= TASK INPUT =
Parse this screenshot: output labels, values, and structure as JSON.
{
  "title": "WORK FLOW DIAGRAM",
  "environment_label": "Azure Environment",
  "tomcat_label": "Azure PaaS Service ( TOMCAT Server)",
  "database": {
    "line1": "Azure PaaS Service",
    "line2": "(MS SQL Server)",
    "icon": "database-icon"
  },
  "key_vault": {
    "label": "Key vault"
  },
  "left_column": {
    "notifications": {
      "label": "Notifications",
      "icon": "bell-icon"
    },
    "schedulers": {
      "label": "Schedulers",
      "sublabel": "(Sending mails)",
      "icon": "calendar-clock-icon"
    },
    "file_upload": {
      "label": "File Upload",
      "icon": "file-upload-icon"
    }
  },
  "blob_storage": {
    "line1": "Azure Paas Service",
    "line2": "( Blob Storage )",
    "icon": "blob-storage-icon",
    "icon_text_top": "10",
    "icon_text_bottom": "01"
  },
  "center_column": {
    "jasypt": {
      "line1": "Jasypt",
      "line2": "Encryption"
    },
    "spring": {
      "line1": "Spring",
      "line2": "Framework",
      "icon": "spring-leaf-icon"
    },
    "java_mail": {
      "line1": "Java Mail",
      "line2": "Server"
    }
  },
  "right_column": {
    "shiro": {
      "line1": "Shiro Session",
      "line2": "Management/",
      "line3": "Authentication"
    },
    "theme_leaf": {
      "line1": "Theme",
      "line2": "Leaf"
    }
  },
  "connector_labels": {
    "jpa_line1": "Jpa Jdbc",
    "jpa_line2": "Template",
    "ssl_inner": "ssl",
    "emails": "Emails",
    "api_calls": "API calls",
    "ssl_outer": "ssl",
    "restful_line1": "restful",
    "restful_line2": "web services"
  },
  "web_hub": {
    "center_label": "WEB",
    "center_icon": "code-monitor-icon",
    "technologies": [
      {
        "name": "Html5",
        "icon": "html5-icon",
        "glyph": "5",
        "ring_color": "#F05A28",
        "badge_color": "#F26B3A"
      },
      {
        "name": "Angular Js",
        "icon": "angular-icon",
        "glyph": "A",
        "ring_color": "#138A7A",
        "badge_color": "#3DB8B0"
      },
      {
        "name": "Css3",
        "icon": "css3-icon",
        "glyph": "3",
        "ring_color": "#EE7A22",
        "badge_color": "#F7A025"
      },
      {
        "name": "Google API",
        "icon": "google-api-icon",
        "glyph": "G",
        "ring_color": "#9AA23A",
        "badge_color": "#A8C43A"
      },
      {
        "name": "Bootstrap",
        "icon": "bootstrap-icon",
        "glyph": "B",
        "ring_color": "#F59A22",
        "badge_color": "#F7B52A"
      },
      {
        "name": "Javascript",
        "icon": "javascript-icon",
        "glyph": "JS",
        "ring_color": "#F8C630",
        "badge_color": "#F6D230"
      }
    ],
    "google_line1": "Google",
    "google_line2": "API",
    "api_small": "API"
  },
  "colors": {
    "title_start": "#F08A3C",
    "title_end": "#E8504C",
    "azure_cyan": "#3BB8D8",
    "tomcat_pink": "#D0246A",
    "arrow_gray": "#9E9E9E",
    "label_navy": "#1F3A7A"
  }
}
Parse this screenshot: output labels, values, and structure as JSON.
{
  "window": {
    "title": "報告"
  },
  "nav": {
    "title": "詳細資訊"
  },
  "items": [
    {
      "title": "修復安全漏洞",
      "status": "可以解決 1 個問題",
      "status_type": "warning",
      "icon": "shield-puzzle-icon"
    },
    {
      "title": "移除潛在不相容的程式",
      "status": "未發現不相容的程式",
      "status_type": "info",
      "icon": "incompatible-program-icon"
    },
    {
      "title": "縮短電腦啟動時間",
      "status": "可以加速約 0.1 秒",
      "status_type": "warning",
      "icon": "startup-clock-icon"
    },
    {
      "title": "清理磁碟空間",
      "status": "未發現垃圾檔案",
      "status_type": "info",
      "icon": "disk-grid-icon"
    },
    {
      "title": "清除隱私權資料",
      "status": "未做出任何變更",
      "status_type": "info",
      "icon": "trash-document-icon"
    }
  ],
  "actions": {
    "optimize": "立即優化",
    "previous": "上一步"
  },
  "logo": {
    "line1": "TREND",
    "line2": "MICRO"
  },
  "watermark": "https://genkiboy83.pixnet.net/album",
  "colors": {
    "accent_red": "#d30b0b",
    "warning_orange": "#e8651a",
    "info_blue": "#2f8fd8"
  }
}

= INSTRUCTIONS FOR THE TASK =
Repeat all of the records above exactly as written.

= SOLVED EXERCISE =
Parse this screenshot: output labels, values, and structure as JSON.
{
  "title": "WORK FLOW DIAGRAM",
  "environment_label": "Azure Environment",
  "tomcat_label": "Azure PaaS Service ( TOMCAT Server)",
  "database": {
    "line1": "Azure PaaS Service",
    "line2": "(MS SQL Server)",
    "icon": "database-icon"
  },
  "key_vault": {
    "label": "Key vault"
  },
  "left_column": {
    "notifications": {
      "label": "Notifications",
      "icon": "bell-icon"
    },
    "schedulers": {
      "label": "Schedulers",
      "sublabel": "(Sending mails)",
      "icon": "calendar-clock-icon"
    },
    "file_upload": {
      "label": "File Upload",
      "icon": "file-upload-icon"
    }
  },
  "blob_storage": {
    "line1": "Azure Paas Service",
    "line2": "( Blob Storage )",
    "icon": "blob-storage-icon",
    "icon_text_top": "10",
    "icon_text_bottom": "01"
  },
  "center_column": {
    "jasypt": {
      "line1": "Jasypt",
      "line2": "Encryption"
    },
    "spring": {
      "line1": "Spring",
      "line2": "Framework",
      "icon": "spring-leaf-icon"
    },
    "java_mail": {
      "line1": "Java Mail",
      "line2": "Server"
    }
  },
  "right_column": {
    "shiro": {
      "line1": "Shiro Session",
      "line2": "Management/",
      "line3": "Authentication"
    },
    "theme_leaf": {
      "line1": "Theme",
      "line2": "Leaf"
    }
  },
  "connector_labels": {
    "jpa_line1": "Jpa Jdbc",
    "jpa_line2": "Template",
    "ssl_inner": "ssl",
    "emails": "Emails",
    "api_calls": "API calls",
    "ssl_outer": "ssl",
    "restful_line1": "restful",
    "restful_line2": "web services"
  },
  "web_hub": {
    "center_label": "WEB",
    "center_icon": "code-monitor-icon",
    "technologies": [
      {
        "name": "Html5",
        "icon": "html5-icon",
        "glyph": "5",
        "ring_color": "#F05A28",
        "badge_color": "#F26B3A"
      },
      {
        "name": "Angular Js",
        "icon": "angular-icon",
        "glyph": "A",
        "ring_color": "#138A7A",
        "badge_color": "#3DB8B0"
      },
      {
        "name": "Css3",
        "icon": "css3-icon",
        "glyph": "3",
        "ring_color": "#EE7A22",
        "badge_color": "#F7A025"
      },
      {
        "name": "Google API",
        "icon": "google-api-icon",
        "glyph": "G",
        "ring_color": "#9AA23A",
        "badge_color": "#A8C43A"
      },
      {
        "name": "Bootstrap",
        "icon": "bootstrap-icon",
        "glyph": "B",
        "ring_color": "#F59A22",
        "badge_color": "#F7B52A"
      },
      {
        "name": "Javascript",
        "icon": "javascript-icon",
        "glyph": "JS",
        "ring_color": "#F8C630",
        "badge_color": "#F6D230"
      }
    ],
    "google_line1": "Google",
    "google_line2": "API",
    "api_small": "API"
  },
  "colors": {
    "title_start": "#F08A3C",
    "title_end": "#E8504C",
    "azure_cyan": "#3BB8D8",
    "tomcat_pink": "#D0246A",
    "arrow_gray": "#9E9E9E",
    "label_navy": "#1F3A7A"
  }
}
Parse this screenshot: output labels, values, and structure as JSON.
{
  "window": {
    "title": "報告"
  },
  "nav": {
    "title": "詳細資訊"
  },
  "items": [
    {
      "title": "修復安全漏洞",
      "status": "可以解決 1 個問題",
      "status_type": "warning",
      "icon": "shield-puzzle-icon"
    },
    {
      "title": "移除潛在不相容的程式",
      "status": "未發現不相容的程式",
      "status_type": "info",
      "icon": "incompatible-program-icon"
    },
    {
      "title": "縮短電腦啟動時間",
      "status": "可以加速約 0.1 秒",
      "status_type": "warning",
      "icon": "startup-clock-icon"
    },
    {
      "title": "清理磁碟空間",
      "status": "未發現垃圾檔案",
      "status_type": "info",
      "icon": "disk-grid-icon"
    },
    {
      "title": "清除隱私權資料",
      "status": "未做出任何變更",
      "status_type": "info",
      "icon": "trash-document-icon"
    }
  ],
  "actions": {
    "optimize": "立即優化",
    "previous": "上一步"
  },
  "logo": {
    "line1": "TREND",
    "line2": "MICRO"
  },
  "watermark": "https://genkiboy83.pixnet.net/album",
  "colors": {
    "accent_red": "#d30b0b",
    "warning_orange": "#e8651a",
    "info_blue": "#2f8fd8"
  }
}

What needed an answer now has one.